Africa: A project-oriented continent

Pursuant to the declaration of 26 May 2013 (the fiftieth anniversary of the OAU/AU) requesting the development of Agenda 2063 (50-year plan) to achieve the vision of Pan-Africanism and African Renaissance, the Assembly of Heads of State and Government of the African Union (AU), adopted at its 24th ordinary session held in Addis Ababa in Ethiopia (headquarters of the Union), on 30-31 January 2015, the Agenda 2063 Framework Document and its Popular Version. The vision of the African Union is to become an integrated, prosperous and peaceful Africa, driven by its own citizens and representing a dynamic force in the international arena.

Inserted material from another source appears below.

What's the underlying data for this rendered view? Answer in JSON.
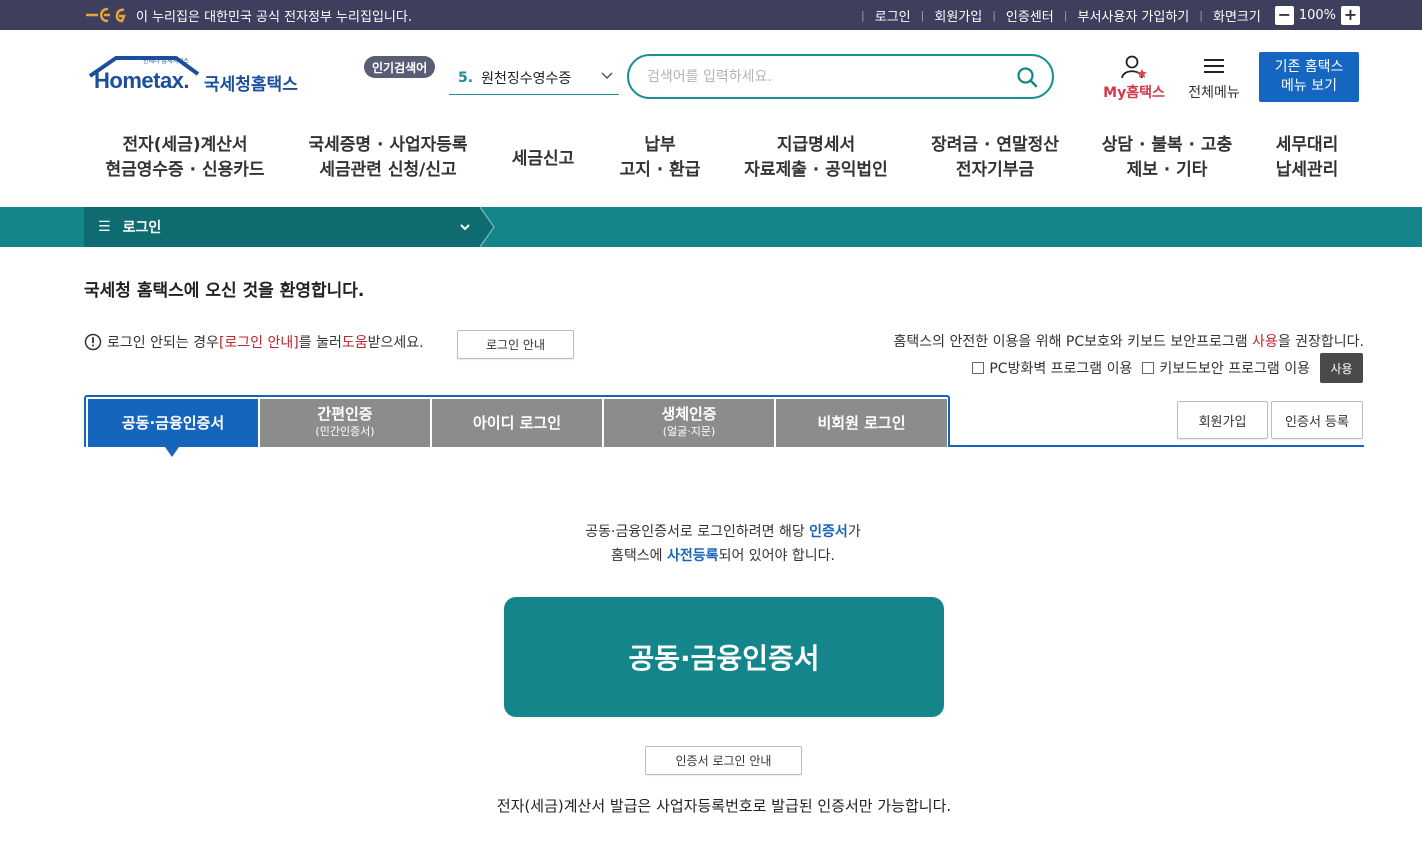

The First Ten Year Implementation Plan (2013-2023) of Agenda 2063 was adopted by the same Assembly at its 25th ordinary session held in Johannesburg, South Africa on 14 -15 June 2015. The Heads of State and Government requested Member States and regional Economic Communities (RECs) to take steps to integrate/domesticate Agenda 2063 in their national and regional development plans.

By adopting the First Ten Year Implementation Plan, African leaders prescribed the acceleration of the preparation and execution of twelve (12) flagship projects and programmes that constitute an integral part of the Plan, notably: (i) the construction of an integrated high-speed train network; (ii) the Grand Inga Dam project; (iii) the establishment of a single African air transport market; (iv) the formulation of the African outer space strategy; (v) the establishment of the Pan-African e-network; (vi) the establishment of an annual Africa Forum; (vii) the establishment of the Pan African Virtual University; (viii) the establishment of the African passport and the free movement of persons; (ix) the establishment of the Continent’s Free Trade Area; (x) silence guns by 2020; (xi) the development of a commodities strategy and (xii) the establishment of African financial institutions.

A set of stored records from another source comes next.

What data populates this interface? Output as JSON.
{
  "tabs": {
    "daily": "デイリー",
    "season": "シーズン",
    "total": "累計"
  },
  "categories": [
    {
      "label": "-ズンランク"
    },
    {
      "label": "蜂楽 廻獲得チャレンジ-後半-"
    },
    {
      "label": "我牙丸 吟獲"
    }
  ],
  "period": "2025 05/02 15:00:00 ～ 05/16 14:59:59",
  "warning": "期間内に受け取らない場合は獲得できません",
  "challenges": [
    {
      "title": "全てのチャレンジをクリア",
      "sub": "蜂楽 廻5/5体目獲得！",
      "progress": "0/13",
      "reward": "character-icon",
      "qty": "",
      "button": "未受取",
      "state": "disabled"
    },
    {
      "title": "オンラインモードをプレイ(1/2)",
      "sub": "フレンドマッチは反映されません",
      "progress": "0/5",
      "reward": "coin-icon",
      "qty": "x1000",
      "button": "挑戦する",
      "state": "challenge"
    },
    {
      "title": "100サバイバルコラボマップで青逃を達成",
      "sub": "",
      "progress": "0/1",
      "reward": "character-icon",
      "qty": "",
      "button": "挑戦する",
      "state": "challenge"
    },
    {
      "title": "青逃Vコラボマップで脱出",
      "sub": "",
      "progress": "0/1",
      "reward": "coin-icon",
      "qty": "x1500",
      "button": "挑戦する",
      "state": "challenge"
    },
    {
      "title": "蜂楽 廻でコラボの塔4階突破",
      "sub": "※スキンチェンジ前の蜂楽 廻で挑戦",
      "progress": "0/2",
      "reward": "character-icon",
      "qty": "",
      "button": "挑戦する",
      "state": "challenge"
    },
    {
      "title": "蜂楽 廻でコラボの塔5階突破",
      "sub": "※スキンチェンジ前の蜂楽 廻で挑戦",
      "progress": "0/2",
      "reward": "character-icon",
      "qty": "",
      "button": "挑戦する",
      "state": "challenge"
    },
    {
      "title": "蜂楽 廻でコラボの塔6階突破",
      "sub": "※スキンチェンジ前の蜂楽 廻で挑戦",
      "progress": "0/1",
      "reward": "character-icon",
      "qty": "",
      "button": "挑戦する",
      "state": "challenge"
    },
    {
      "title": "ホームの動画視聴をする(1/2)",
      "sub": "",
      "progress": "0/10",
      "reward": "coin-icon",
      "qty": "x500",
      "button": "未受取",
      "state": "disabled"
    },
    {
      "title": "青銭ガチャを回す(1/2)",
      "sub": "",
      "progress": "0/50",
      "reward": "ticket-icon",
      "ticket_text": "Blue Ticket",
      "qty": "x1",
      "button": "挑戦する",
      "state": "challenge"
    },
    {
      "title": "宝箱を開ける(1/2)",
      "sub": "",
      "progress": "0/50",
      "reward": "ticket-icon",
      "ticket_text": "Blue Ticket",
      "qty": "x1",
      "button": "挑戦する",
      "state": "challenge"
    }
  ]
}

Before the adoption of Agenda 2063, several continental initiatives for the structural and infrastructural transformation of the African economy, were already underway, inducing a large number of projects, programmes and portfolios. The table below illustrates, summarizes the content of portfolios, programmes and projects for four (4) initiatives.

African initiatives led by the African Union Commission Number of portfolios Number of Programmes Number of Projects
1. Action Plan for the Accelerated Industrial Development of Africa (AIDA) 7 20 52
2. Africa’s Consolidated Action Plan for Science and Technology (CAP) 5 18 43
3. Vision of the mining regime in Africa in 2050 9 11
4. Infrastructure Development Programme in Africa 4 27 24
Total 25 76 119

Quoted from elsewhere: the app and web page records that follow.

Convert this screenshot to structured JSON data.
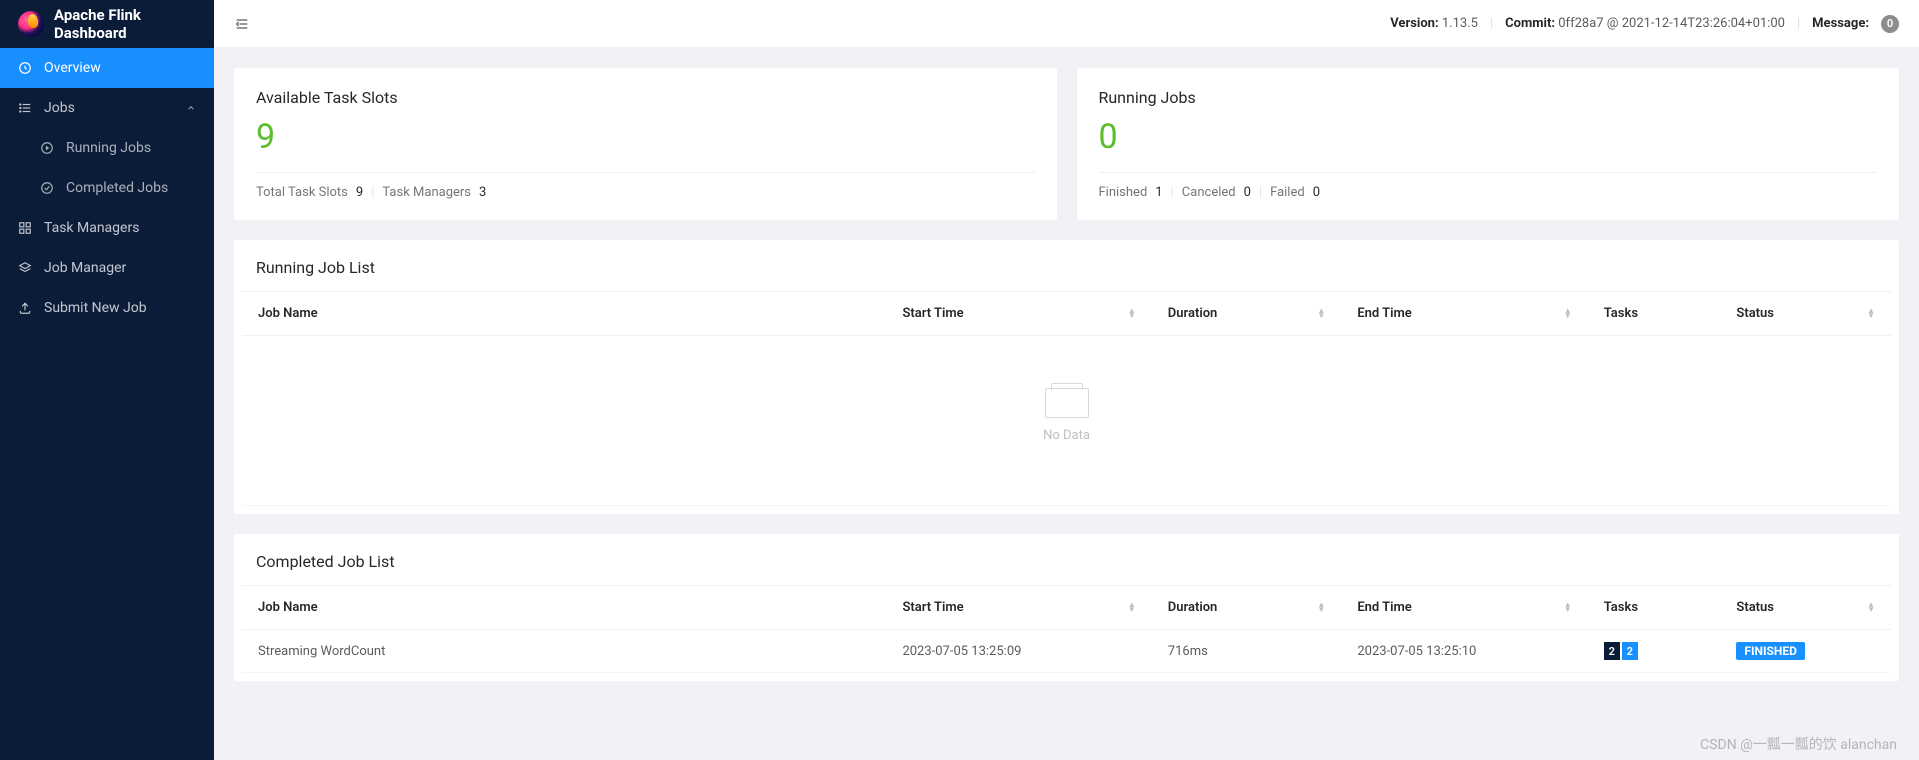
{
  "brand": {
    "title": "Apache Flink Dashboard"
  },
  "sidebar": {
    "overview": "Overview",
    "jobs": "Jobs",
    "running_jobs": "Running Jobs",
    "completed_jobs": "Completed Jobs",
    "task_managers": "Task Managers",
    "job_manager": "Job Manager",
    "submit_new_job": "Submit New Job"
  },
  "topbar": {
    "version_label": "Version:",
    "version_value": "1.13.5",
    "commit_label": "Commit:",
    "commit_value": "0ff28a7 @ 2021-12-14T23:26:04+01:00",
    "message_label": "Message:",
    "message_count": "0"
  },
  "stats": {
    "slots": {
      "title": "Available Task Slots",
      "value": "9",
      "total_label": "Total Task Slots",
      "total_value": "9",
      "tm_label": "Task Managers",
      "tm_value": "3"
    },
    "jobs": {
      "title": "Running Jobs",
      "value": "0",
      "finished_label": "Finished",
      "finished_value": "1",
      "canceled_label": "Canceled",
      "canceled_value": "0",
      "failed_label": "Failed",
      "failed_value": "0"
    }
  },
  "tables": {
    "running_title": "Running Job List",
    "completed_title": "Completed Job List",
    "columns": {
      "job_name": "Job Name",
      "start_time": "Start Time",
      "duration": "Duration",
      "end_time": "End Time",
      "tasks": "Tasks",
      "status": "Status"
    },
    "no_data": "No Data",
    "completed_rows": [
      {
        "job_name": "Streaming WordCount",
        "start_time": "2023-07-05 13:25:09",
        "duration": "716ms",
        "end_time": "2023-07-05 13:25:10",
        "tasks_a": "2",
        "tasks_b": "2",
        "status": "FINISHED"
      }
    ]
  },
  "watermark": "CSDN @一瓢一瓢的饮 alanchan"
}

At the continental level and according to statistics from the African Union supported by the African Development Bank (AfDB) and the International Monetary Fund (IMF), 22% of Africa’s GDP (Gross Domestic Product) representing $ 509 billion ($ 2 312 billion x 22% in 2018) is spent annually on investment projects or fixed capital projects. In this context, it is clear that Africa can be described as a project-oriented continent. This project-orientation or need for projects to achieve strategic objectives concerns Regional Economic Communities (RECs) and member countries as well as various public and private organizations.

Projects and programmes thus play a central role in the strategic and operational approach to various public and private organizations in Africa and elsewhere. It is now recognized that: selection, preparation, successful execution and closing of agricultural, industrial, infrastructure projects and programmes, and organizational reforms will enable national, regional and international organizations in Africa to substantially increase their performance and achieve their strategic economic, social and environmental objectives.